When children experience the loss of a parent, they often feel lost and abandoned, knowing that their lives will never again be the same. Kenny Slaught noted, “The I Have a Friend mentor program allows these young people to share their feelings with someone who has experienced something very similar.” The child can lean on their companion for as long as he or she needs. The mentee can explore some of the most sensitive topics in an open and supportive environment with their mentor, who in turn gives support and practical guidance on the hurdles that lie ahead.
Real estate expert and Founder of Investec Real Estate Companies, Kenny Slaught has formerly served on the board of the Santa Barbara Hospice Foundation and remains a dedicated supporter of Hospice of Santa Barbara. The passionate philanthropist has recently expressed his enthusiastic approval of the organization’s ‘I Have a Friend Program’ by promoting it through his blog at KennySlaught.com.
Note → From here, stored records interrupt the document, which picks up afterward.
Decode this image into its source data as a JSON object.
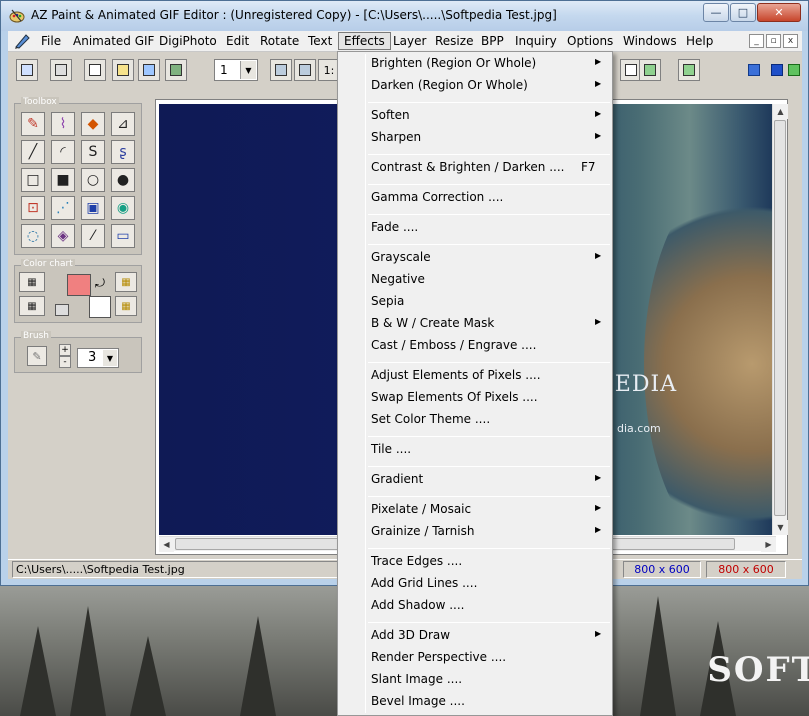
{
  "window": {
    "title": "AZ Paint & Animated GIF Editor : (Unregistered Copy) - [C:\\Users\\.....\\Softpedia Test.jpg]",
    "controls": {
      "minimize": "—",
      "maximize": "□",
      "close": "✕"
    }
  },
  "menubar": {
    "items": [
      "File",
      "Animated GIF",
      "DigiPhoto",
      "Edit",
      "Rotate",
      "Text",
      "Effects",
      "Layer",
      "Resize",
      "BPP",
      "Inquiry",
      "Options",
      "Windows",
      "Help"
    ],
    "active": "Effects",
    "mdi": {
      "minimize": "_",
      "restore": "▫",
      "close": "x"
    }
  },
  "toolbar": {
    "frame_select_value": "1",
    "zoom_label": "1:"
  },
  "panels": {
    "toolbox_label": "Toolbox",
    "color_chart_label": "Color chart",
    "brush_label": "Brush",
    "brush_size": "3",
    "brush_plus": "+",
    "brush_minus": "-",
    "primary_color": "#f08080",
    "secondary_color": "#ffffff"
  },
  "canvas": {
    "watermark_text": "PEDIA",
    "watermark_sub": "dia.com"
  },
  "statusbar": {
    "path": "C:\\Users\\.....\\Softpedia Test.jpg",
    "size_blue": "800 x 600",
    "size_red": "800 x 600"
  },
  "effects_menu": {
    "items": [
      {
        "label": "Brighten   (Region Or Whole)",
        "submenu": true
      },
      {
        "label": "Darken   (Region Or Whole)",
        "submenu": true
      },
      {
        "label": "Soften",
        "submenu": true
      },
      {
        "label": "Sharpen",
        "submenu": true
      },
      {
        "label": "Contrast  & Brighten / Darken ....",
        "shortcut": "F7"
      },
      {
        "label": "Gamma Correction ...."
      },
      {
        "label": "Fade ...."
      },
      {
        "label": "Grayscale",
        "submenu": true
      },
      {
        "label": "Negative"
      },
      {
        "label": "Sepia"
      },
      {
        "label": "B & W / Create Mask",
        "submenu": true
      },
      {
        "label": "Cast / Emboss / Engrave ...."
      },
      {
        "label": "Adjust Elements of Pixels ...."
      },
      {
        "label": "Swap Elements Of Pixels ...."
      },
      {
        "label": "Set Color Theme ...."
      },
      {
        "label": "Tile ...."
      },
      {
        "label": "Gradient",
        "submenu": true
      },
      {
        "label": "Pixelate / Mosaic",
        "submenu": true
      },
      {
        "label": "Grainize / Tarnish",
        "submenu": true
      },
      {
        "label": "Trace Edges ...."
      },
      {
        "label": "Add Grid Lines ...."
      },
      {
        "label": "Add Shadow ...."
      },
      {
        "label": "Add 3D Draw",
        "submenu": true
      },
      {
        "label": "Render Perspective ...."
      },
      {
        "label": "Slant Image ...."
      },
      {
        "label": "Bevel Image ...."
      }
    ],
    "arrow_glyph": "▶"
  },
  "desktop": {
    "watermark": "SOFT"
  },
  "colors": {
    "title_gradient_top": "#dfeaf7",
    "menu_bg": "#f0f0f0",
    "canvas_blue": "#0f1a55",
    "status_blue": "#0000c0",
    "status_red": "#c00000"
  }
}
“The professionals at Hospice of Santa Barbara strive to provide the highest level of service to clients by offering effective, cutting-edge therapies,” Kenny Slaught notes, praising the organization. “Dealing with grief and loss is extremely difficult, but a new therapy has emerged to help individuals through difficult times.” People dealing with PTSD undergo overwhelming and painful emotions whenever they remember a past trauma, similar to those dealing with loss and grief. EMDR allows these negative emotions to be mitigated. EMDR involves the practice of dual stimulation—both bilateral eye movements and tones or taps, during which clients recall past traumas in a safe environment while focusing on the external stimulus. Practitioners then assist clients in finding insight about the difficult emotions and make more positive associations with current triggers.
The renovations and the associated campaign will take place over the course of approximately six years, with changes completed in stages so that the museum can remain open to visitors throughout the entire process. The four goals of the campaign, according to Kenny Slaught, include Improving gallery space, growing community space, enhancing the overall museum experience, and handling the facility’s critical needs. He also noted how to support the campaign, “People can make a cash donation directly to the campaign through the Imagine More website at campaign.sbma.net. The museum also accepts donations of stock and securities, as well as real estate and personal property, which can help sustain the campaign through the entirety of the renovation process.”